Which brings the spotlight to the Cubs, as they have no real star power on the team. Their two promising stars in shortstop Starlin Castro and first baseman Anthony Rizzo struggled last year, hitting BAs of .245 and .233, respectively. Though, it is worth mentioning that Rizzo possessed true, middle-of-the-lineup power as he hit 23 HRs and drove in more than 80 RBIs.
It’s imperative that both Castro and Rizzo improve, in order for the club to start gaining on their rivals.
Also, the pitching rotation leaves much to be desired. Pitcher Jeff Samardzija, the Cubs’ perceived ace, is slated as the opening day starter, and that is a move that, frankly, doesn’t inspire much confidence since he had a 4.34 ERA in 2013. One of the few bright spots was the left-handed pitcher revelation in Travis Wood, who performed highly on a team that was tragic last year with a 3.11 ERA and an All Star to boot.
Also, figuring into this is the unexpected hiring of Rick Renteria, the new manager for the Cubs. Renteria — a baseball lifer — has never managed the game, and the jury is still out on whether or not he can effectively manage the nuances of the MLB game, along with the handling of his young players.
Perhaps his greatest job will be to coach the budding prospects — Kris Bryant, Jorge Soler and Javier Baez — in the Cubs farm system. All three have been rumored to make the leap to majors in 2014, especially Baez, who is the highest-ranking Cubs prospect in their farm system.
The farm system has been a point of order for Cubs President Theo Epstein since he came to the team a few years ago. After all, he made his fame drafting such highly touted prospects like Dustin Pedroia and Jacoby Ellsbury. The hope is that he can do the same for the Cubs.
But what is it that they say about prospects?
If you’re waiting on prospects, you might be waiting for forever.
But if there is a sliver of hope in all of this for Cub fans to take solace in, it is, without a doubt, the farm system.
It was recently ranked by the respected website Baseball Prospectus as the second best farm system in all of baseball, just behind the Minnesota Twins.

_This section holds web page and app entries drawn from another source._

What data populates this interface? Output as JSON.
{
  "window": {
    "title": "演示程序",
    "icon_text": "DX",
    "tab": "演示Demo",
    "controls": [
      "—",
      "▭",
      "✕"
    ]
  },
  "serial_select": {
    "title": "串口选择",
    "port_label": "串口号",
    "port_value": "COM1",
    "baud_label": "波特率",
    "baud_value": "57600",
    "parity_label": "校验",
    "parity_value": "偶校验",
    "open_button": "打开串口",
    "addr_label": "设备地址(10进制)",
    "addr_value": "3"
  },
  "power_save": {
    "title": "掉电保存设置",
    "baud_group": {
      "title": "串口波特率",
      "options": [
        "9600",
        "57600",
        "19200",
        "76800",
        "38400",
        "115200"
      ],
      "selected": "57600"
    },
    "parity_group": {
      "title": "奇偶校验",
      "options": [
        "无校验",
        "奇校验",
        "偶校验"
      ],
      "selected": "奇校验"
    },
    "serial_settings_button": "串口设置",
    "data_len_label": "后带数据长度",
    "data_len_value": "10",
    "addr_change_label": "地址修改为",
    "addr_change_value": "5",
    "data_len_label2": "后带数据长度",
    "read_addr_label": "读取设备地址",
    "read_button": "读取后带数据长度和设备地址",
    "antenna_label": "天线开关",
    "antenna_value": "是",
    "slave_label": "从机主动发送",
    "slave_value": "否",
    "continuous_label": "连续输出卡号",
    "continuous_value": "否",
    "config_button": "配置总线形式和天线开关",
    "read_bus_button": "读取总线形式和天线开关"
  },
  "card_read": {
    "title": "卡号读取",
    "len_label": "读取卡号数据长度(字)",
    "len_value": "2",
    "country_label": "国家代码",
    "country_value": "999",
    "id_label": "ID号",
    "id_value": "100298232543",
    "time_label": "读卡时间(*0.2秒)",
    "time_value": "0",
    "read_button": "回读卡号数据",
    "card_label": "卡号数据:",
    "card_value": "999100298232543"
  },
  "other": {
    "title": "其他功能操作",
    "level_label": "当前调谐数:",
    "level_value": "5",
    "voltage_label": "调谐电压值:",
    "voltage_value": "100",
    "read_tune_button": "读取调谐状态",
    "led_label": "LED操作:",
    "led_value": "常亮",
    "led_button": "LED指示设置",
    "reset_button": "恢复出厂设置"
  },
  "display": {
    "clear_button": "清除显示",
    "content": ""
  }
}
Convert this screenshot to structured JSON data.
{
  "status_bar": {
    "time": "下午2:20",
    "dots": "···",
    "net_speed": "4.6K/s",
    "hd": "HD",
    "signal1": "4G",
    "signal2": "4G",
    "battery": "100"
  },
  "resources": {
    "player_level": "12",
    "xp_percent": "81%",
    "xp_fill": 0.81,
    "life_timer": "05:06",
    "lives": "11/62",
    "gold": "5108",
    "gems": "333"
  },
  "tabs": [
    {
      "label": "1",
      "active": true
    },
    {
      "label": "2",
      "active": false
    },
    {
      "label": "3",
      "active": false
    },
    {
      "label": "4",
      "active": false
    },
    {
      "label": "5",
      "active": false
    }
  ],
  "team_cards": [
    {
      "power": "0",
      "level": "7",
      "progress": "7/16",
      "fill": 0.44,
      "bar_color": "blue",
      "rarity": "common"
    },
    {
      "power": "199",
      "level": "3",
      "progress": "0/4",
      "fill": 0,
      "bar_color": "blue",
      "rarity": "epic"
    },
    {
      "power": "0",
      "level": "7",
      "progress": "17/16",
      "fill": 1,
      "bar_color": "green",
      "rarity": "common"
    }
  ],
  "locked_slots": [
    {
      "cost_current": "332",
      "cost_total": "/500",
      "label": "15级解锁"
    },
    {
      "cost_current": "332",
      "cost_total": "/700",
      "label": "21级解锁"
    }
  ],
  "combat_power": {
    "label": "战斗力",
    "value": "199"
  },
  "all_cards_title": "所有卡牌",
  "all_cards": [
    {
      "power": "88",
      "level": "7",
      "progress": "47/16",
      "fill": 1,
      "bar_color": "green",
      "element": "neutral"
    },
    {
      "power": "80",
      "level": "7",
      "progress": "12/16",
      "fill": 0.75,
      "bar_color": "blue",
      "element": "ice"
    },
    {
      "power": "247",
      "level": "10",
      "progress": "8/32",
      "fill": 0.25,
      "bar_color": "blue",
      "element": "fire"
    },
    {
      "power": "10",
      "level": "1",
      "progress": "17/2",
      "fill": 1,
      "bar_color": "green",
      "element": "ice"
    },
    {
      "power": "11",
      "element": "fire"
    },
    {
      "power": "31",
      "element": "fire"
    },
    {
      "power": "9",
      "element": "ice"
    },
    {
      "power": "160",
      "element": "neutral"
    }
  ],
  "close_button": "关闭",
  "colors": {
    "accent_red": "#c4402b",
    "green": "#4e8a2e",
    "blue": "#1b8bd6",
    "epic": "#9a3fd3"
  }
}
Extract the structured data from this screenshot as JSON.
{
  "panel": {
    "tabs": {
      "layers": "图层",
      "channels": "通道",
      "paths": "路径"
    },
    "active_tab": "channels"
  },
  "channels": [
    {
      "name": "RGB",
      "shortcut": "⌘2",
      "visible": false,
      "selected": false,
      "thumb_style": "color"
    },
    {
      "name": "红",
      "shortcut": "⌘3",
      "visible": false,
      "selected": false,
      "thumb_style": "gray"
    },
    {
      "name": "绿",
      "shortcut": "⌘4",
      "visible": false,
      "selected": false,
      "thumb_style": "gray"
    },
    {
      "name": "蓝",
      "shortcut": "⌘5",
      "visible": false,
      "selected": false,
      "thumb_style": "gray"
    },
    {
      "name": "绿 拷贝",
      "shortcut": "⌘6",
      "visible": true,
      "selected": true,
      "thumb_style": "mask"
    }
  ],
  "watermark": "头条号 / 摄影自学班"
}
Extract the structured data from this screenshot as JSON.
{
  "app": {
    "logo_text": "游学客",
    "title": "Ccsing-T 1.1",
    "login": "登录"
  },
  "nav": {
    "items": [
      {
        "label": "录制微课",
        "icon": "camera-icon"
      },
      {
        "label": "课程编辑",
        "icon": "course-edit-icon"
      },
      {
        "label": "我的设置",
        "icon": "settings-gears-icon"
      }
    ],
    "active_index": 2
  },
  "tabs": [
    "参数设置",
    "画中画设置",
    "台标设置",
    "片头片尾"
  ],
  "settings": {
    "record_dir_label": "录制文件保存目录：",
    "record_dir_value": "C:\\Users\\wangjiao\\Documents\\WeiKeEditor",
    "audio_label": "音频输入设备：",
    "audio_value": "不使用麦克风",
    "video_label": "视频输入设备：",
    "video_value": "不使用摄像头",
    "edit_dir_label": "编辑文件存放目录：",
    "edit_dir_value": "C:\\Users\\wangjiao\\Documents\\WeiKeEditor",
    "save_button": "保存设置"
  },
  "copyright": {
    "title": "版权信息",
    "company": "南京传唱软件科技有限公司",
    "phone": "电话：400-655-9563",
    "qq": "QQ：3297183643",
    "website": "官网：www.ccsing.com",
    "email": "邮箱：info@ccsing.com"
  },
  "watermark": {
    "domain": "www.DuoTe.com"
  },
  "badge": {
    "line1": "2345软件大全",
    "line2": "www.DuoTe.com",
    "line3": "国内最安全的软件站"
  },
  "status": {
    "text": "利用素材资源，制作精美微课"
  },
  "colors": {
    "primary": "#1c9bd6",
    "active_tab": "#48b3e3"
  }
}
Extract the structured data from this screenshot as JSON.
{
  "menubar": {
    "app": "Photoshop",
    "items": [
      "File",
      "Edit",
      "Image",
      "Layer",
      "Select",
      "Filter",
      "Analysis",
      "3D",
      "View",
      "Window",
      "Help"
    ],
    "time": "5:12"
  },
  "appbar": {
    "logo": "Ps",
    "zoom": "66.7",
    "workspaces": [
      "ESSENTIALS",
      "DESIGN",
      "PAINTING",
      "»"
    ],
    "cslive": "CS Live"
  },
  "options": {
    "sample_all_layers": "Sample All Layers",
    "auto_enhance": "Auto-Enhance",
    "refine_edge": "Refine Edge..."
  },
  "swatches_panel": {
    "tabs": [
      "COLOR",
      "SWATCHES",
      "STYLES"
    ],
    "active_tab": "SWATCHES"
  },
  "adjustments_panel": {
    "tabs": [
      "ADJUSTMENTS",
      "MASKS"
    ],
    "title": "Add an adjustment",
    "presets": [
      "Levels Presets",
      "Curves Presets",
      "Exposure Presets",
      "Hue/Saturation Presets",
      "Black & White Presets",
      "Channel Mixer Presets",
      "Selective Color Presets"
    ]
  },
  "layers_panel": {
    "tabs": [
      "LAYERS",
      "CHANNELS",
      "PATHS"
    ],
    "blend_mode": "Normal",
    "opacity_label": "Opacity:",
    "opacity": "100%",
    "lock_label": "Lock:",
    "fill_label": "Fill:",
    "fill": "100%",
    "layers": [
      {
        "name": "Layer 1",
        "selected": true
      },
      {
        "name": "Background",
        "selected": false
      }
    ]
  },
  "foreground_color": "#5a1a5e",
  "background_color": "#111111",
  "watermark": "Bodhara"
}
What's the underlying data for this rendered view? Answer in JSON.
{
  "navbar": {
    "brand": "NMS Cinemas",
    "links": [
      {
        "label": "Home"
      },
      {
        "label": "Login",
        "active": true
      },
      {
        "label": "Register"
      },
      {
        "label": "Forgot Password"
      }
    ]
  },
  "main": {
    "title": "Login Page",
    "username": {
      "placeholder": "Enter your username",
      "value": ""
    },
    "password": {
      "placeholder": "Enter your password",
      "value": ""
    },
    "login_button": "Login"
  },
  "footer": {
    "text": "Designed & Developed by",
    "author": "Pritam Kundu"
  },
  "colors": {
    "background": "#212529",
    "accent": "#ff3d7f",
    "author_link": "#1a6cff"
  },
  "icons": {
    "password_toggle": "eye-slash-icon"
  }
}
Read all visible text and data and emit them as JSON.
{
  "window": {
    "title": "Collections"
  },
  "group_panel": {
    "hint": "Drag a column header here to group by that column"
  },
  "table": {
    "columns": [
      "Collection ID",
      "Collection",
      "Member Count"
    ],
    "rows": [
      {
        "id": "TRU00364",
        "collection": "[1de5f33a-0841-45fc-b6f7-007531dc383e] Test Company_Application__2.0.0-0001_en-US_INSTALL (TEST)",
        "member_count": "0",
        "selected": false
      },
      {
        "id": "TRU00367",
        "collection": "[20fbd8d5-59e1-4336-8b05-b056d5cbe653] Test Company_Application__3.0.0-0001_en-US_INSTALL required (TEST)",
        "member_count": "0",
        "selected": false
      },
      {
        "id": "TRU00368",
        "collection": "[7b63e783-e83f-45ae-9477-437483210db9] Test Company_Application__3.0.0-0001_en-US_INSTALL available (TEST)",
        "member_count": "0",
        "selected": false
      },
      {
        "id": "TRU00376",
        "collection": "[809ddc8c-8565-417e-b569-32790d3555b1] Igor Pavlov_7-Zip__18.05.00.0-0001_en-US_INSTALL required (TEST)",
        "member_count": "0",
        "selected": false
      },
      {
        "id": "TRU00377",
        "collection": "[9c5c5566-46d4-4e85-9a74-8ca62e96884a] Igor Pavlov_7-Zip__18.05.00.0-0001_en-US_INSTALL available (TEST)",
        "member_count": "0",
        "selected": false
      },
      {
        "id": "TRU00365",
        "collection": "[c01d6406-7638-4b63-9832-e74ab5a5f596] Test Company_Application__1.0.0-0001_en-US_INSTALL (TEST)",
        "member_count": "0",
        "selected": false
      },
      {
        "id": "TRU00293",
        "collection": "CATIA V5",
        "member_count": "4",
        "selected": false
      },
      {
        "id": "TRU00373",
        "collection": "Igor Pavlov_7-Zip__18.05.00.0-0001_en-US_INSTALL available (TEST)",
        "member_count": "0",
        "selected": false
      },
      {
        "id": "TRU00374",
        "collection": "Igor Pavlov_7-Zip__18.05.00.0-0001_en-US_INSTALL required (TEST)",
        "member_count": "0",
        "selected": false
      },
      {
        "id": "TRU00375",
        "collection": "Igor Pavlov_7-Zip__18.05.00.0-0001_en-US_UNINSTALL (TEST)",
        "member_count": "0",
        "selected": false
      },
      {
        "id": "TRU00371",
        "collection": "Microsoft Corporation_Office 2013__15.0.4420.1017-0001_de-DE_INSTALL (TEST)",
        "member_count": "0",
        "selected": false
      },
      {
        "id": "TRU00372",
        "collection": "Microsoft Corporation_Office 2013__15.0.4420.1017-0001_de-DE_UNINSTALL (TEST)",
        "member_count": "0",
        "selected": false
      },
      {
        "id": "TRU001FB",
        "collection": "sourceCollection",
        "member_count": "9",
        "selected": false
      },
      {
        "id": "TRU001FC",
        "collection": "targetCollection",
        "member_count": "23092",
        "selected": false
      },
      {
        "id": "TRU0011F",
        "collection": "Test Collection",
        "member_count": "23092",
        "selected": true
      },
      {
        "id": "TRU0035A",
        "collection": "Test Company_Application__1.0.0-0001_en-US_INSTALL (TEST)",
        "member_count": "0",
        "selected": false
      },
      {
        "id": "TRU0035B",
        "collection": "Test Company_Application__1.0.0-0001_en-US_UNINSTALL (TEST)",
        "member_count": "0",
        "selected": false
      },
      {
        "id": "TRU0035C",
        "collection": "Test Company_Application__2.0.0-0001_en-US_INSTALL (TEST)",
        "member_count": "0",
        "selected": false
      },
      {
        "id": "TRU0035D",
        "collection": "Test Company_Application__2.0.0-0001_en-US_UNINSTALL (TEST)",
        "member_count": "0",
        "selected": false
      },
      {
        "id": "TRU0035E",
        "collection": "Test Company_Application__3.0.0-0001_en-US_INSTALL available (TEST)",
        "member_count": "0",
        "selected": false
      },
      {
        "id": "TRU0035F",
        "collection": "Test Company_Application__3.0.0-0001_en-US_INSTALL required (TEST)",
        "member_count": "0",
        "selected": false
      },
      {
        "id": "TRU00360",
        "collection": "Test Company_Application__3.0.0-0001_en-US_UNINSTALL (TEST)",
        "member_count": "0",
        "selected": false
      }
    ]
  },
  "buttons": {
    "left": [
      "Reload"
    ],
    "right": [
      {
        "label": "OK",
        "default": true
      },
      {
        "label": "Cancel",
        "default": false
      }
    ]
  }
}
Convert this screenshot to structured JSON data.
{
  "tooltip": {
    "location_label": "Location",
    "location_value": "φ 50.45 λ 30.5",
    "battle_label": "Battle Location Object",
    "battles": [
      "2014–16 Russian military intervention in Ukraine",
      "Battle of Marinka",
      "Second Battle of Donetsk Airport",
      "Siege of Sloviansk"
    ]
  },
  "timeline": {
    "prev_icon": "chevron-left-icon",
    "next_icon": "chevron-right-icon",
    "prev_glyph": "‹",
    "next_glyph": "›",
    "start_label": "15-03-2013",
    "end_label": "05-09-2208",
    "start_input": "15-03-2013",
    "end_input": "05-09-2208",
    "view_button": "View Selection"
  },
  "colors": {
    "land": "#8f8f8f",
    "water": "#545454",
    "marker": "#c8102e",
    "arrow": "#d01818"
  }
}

Even ESPN’s MLB analyst Keith Law had high praises for the youth movement happening in the Cubs organization, as he charted the Cubs at fourth best.
Hope springs eternal. And for the Cubs, hope might just be all that they have.